Synthetic greases tend to be the least expensive option but may not offer as much protection against heat as ceramic or metal-based pastes.
Ceramic-based paste offers more heat protection but can be difficult to apply without leaving streaks on the motherboard.
Metal-based pastes offer good heat protection and are easy to apply without leaving streaks, making them a popular choice for many users.
Applying The Thermal Paste
Once you have chosen your thermal paste, it’s time to apply it.
- First, make sure that both surfaces—the processor and heatsink—are clean and free of any dust or debris before beginning.
- Then take a small amount of thermal paste (about the size of a pea) and spread it evenly over the top of the processor using either your finger or a lint-free cloth.
- You want to ensure that there are no air bubbles in the paste as this will affect its performance.
- After you have applied enough thermal paste, carefully place the heatsink onto the processor so that it sits flat against it with no gaps in between them.
Make sure that all four corners are securely fastened in place before continuing.
After applying your thermal paste, it is important to monitor your system’s temperature regularly by running benchmark tests or monitoring software such as Core Temp or Real Temp on Windows systems or iStat Menus on Mac OSX machines.
This will help ensure that everything is running smoothly and allow you to adjust settings if needed.
Additionally, make sure that all cables connected to your motherboard are secure so they don’t interfere with airflow around components like RAM modules or graphics cards which could cause overheating issues down the road.
And lastly, always remember to wear appropriate safety equipment such as gloves when handling computer hardware.
How much thermal paste should I use?
The amount of thermal paste you need to apply will depend on the size of the processor or heatsink itself. It is generally recommended to use a pea-sized drop of paste, but if your processor or heatsink is larger it may require a bit more.
It’s important not to use too much thermal paste as this can lead to air pockets which can cause overheating and performance issues. On the other hand, if you don’t use enough thermal paste then it won’t be able to properly dissipate heat away from your components, leading to potential damage or instability.
I recommend using just enough thermal paste so that a thin layer covers the entire surface of the processor or heatsink. This should be enough to provide good heat dissipation without any air pockets present.
It is also important to check that all four corners of the heatsink are securely fastened, as inadequate mounting can lead to uneven distribution of thermal paste which can affect performance.
In conclusion, motherboards typically do not come with thermal paste pre-installed. However, it is often included in some computer builds and can be a huge asset for cooling your system down.

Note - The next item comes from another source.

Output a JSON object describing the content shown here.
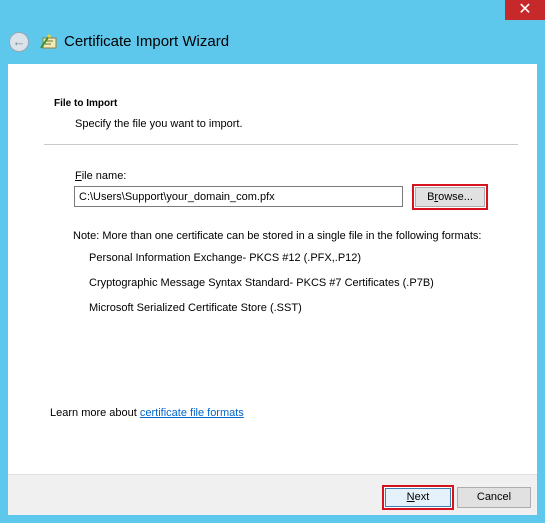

Using the right thermal paste for your requirements is the crucial initial step in this process. Several types are available, each with its own set of advantages and drawbacks.
Once you have chosen your thermal paste, make sure the surfaces are clean before applying a pea-sized drop of it evenly over the processor or heatsink. Then carefully place the heatsink onto the processor or heatsink and make sure that all four corners are securely fastened.
Finally, remember to regularly monitor your system’s temperature and check for any signs of instability or overheating. Doing so will help ensure that everything is running smoothly and can avoid potential damage down the road.